Additives improve the grease’s performance under varied working conditions. These additives include anti-wear agents, rust inhibitors, antioxidants, antifoam agents, and corrosion inhibitors.
While additives and thickeners are important --- the base oil and viscosity will determine how the grease performs.
There are four types of base oil.
Here they are:
Synthetic (PAO, PAG, ester, and alkylbenzenes)
High-performance (Silicones and fluorinated fluids)
Mineral oils (Paraffinic and naphthenic)
Most greases will be formulated using American Petroleum Institute (API) Group I and II base stocks. These are appropriate for most applications. For applications in extreme temperatures, or where extended time periods between greasing is desired, a synthetic base oil could be the best choice.
So which grease should you use?
First and foremost, consult your owner’s manual or tractor dealer.
Many brands make their own recommendations. You can also likely use a general, all-purpose grease, with an NLGI grade No. 2 rating.
Once you select the proper grease, you need to identify the points to lubricate.
Your owner’s manual should provide a list.
Here is a bit of a guideline. If it rubs, turns, or oscillates against another metallic surface, it will require lubricant.
Common points include mower deck spindles, steering components, loader pivot points, rotating driveshaft universal joints, backhoe pivot points, and hitch components.
Do not overlook joystick components, brake pedal linkages, and the tractor implements.
Keep a checklist.
Maintenance frequency is based on conditions.
One key is to follow the tractor manufacturer’s suggestions. Check your owner’s manual.
Example: If your tractor is operating under standard conditions, then maintenance may be required every 50 hours.

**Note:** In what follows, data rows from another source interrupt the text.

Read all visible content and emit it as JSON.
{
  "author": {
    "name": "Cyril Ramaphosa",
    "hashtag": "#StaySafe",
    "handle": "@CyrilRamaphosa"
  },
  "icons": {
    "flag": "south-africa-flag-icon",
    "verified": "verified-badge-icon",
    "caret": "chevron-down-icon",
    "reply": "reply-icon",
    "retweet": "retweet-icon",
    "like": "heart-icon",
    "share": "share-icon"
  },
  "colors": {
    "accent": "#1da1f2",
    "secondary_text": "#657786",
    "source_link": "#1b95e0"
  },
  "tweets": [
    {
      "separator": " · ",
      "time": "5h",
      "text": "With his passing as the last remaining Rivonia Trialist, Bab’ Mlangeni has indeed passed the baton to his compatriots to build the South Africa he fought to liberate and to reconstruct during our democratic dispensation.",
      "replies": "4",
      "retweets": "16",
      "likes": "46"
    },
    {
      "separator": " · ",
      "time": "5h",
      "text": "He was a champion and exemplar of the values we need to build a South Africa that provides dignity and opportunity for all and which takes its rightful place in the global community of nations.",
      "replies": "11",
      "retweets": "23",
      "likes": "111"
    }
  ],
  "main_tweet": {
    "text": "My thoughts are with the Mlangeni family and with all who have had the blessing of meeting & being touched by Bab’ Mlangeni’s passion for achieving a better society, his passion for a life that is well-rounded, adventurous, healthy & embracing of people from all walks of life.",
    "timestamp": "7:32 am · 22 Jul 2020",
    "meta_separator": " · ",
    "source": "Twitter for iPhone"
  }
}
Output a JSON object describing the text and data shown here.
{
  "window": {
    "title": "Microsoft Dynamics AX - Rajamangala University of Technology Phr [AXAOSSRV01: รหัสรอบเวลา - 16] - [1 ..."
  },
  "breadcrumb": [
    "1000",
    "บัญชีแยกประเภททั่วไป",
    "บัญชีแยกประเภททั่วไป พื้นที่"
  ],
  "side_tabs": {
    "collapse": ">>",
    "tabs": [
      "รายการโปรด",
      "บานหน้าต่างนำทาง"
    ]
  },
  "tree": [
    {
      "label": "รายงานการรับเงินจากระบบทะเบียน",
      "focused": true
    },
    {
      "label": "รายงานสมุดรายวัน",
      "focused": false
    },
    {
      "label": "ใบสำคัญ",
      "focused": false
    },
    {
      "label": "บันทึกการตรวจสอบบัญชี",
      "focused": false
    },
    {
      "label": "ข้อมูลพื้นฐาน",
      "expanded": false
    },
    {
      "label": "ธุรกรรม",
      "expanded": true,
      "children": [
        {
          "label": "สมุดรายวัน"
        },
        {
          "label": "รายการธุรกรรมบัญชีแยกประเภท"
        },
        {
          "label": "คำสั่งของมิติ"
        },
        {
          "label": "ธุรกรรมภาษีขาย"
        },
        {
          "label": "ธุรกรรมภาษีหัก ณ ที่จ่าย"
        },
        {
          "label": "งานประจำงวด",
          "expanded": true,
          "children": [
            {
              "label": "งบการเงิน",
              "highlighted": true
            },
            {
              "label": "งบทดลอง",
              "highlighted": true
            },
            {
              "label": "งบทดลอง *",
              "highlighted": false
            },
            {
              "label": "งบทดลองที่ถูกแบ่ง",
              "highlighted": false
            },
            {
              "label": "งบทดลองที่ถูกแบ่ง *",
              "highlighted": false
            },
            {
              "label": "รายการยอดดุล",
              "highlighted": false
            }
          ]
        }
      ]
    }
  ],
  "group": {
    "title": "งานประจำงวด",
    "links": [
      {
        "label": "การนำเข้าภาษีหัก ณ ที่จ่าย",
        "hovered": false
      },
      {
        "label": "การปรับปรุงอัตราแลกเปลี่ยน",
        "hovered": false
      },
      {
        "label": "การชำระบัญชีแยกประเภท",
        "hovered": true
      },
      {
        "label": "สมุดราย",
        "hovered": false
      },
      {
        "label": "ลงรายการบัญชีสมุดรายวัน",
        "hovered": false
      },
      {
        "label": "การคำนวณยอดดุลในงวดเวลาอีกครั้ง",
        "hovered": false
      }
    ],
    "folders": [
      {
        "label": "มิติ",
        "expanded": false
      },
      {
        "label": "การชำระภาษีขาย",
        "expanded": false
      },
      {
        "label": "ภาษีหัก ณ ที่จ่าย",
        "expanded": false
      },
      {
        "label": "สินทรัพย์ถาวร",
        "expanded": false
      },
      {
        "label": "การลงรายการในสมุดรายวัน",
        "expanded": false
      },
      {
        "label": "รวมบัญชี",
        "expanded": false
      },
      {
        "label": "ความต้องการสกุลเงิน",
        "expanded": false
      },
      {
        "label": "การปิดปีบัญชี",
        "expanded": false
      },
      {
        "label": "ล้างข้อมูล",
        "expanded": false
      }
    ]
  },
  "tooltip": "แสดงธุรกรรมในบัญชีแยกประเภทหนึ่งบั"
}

In extreme wet or muddy conditions, those intervals might be reduced to every 10 hours of use, or daily, whichever comes first.
After you identify grease points and develop a maintenance schedule, you still need to adjust plans based on variables.
Weather conditions, use time, and exposure to moisture and chemicals are important to keep track of when it comes to adjusting tractor maintenance.
If you need any further help or have any questions about tractor grease, tractors, maintenance, or anything else, please contact your dealer, local mechanic, or call us at 602-734-9944. Please ask about our current new and used tractor supply.
Tractor Ranch - #1 Tractor Dealer in Arizona. We sell and service most major brands of tractors including Yanmar, Kubota, John Deere, TYM, Mahindra, Kioti, Case, New Holland, Massey Ferguson, Ford, Deutz, Case IH, Farmall, International Harvester, Branson Tractors, LS, Shibura, Claas Tractor, McCormick Tractors, Valtra, Solis, YTO, Montana, and Nortrac